**YOUR GOAL:** What is needed is every line of the material that contains "content".

[DATA]

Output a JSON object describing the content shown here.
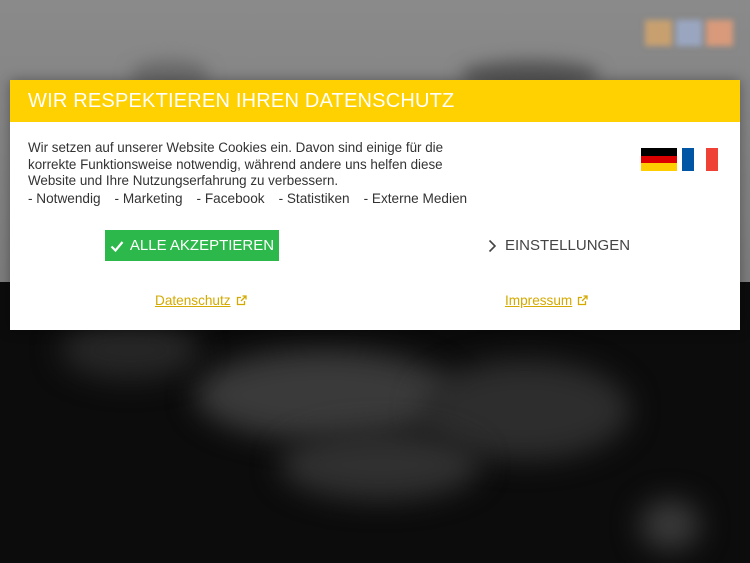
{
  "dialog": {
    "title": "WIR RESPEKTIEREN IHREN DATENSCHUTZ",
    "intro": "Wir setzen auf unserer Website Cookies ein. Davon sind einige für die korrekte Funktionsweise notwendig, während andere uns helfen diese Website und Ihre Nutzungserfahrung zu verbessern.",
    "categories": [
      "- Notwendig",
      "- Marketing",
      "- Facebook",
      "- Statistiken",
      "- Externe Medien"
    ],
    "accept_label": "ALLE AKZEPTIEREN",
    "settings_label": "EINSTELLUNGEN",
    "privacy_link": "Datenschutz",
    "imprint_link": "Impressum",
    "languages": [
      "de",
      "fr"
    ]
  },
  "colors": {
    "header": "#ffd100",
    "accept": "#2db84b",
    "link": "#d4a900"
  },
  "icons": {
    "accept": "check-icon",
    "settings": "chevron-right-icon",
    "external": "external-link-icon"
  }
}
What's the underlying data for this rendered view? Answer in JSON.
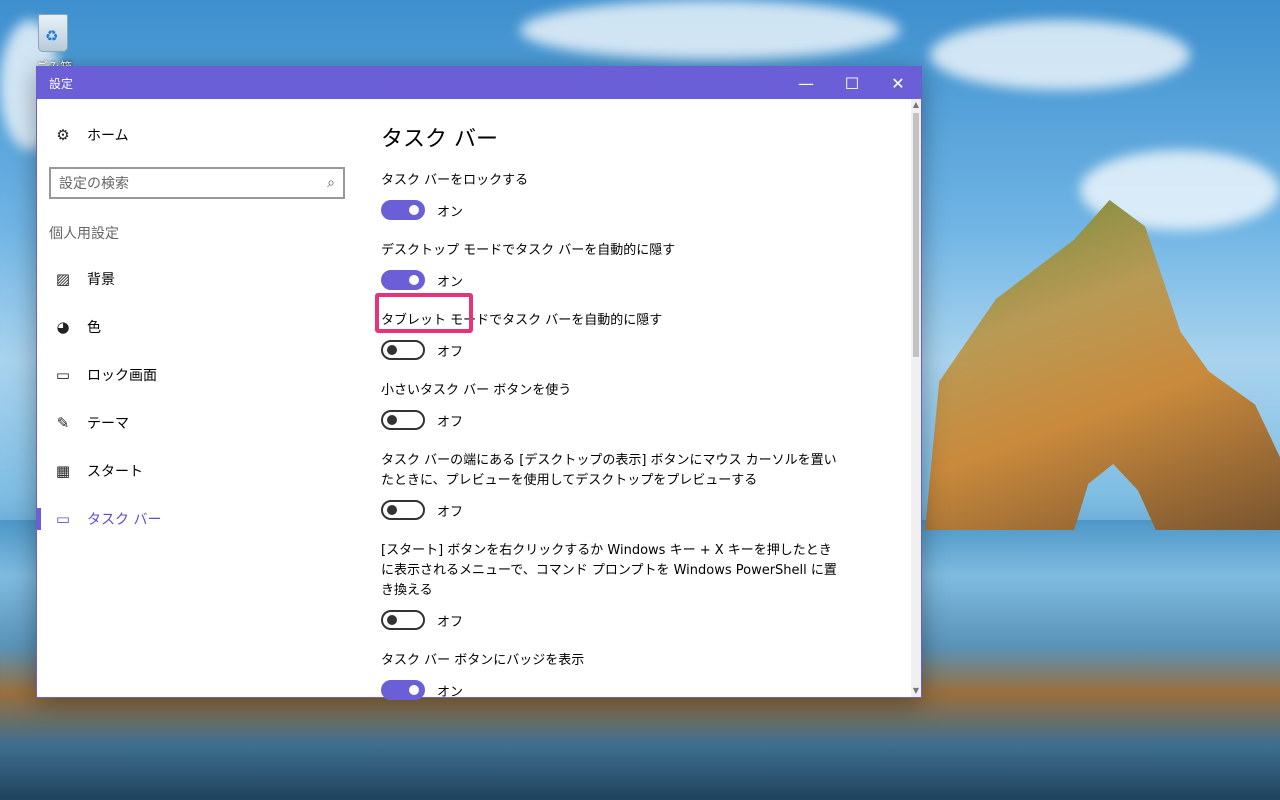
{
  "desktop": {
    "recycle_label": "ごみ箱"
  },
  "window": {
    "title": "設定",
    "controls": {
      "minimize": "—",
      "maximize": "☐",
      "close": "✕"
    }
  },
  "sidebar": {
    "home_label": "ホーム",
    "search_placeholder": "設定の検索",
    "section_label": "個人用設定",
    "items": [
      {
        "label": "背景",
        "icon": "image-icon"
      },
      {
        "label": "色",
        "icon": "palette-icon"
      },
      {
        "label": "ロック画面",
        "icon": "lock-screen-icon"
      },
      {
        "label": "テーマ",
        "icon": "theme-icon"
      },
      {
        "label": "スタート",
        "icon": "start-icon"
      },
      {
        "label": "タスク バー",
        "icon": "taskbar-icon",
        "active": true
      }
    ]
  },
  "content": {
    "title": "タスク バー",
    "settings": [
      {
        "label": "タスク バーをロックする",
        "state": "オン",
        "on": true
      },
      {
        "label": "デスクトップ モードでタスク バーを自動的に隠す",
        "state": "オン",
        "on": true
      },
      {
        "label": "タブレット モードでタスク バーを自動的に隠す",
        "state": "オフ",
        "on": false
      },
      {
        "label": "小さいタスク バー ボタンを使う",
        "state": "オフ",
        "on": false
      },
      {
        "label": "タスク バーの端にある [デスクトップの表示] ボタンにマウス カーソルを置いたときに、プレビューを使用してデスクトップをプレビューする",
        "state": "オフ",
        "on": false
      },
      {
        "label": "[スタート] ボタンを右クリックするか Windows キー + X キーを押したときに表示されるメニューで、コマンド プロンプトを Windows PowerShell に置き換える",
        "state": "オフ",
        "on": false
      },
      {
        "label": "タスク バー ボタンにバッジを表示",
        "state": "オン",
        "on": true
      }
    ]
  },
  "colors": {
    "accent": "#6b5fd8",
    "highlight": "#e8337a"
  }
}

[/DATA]

**TASK RESPONSE:**
Output a JSON object describing the content shown here.
  "content": {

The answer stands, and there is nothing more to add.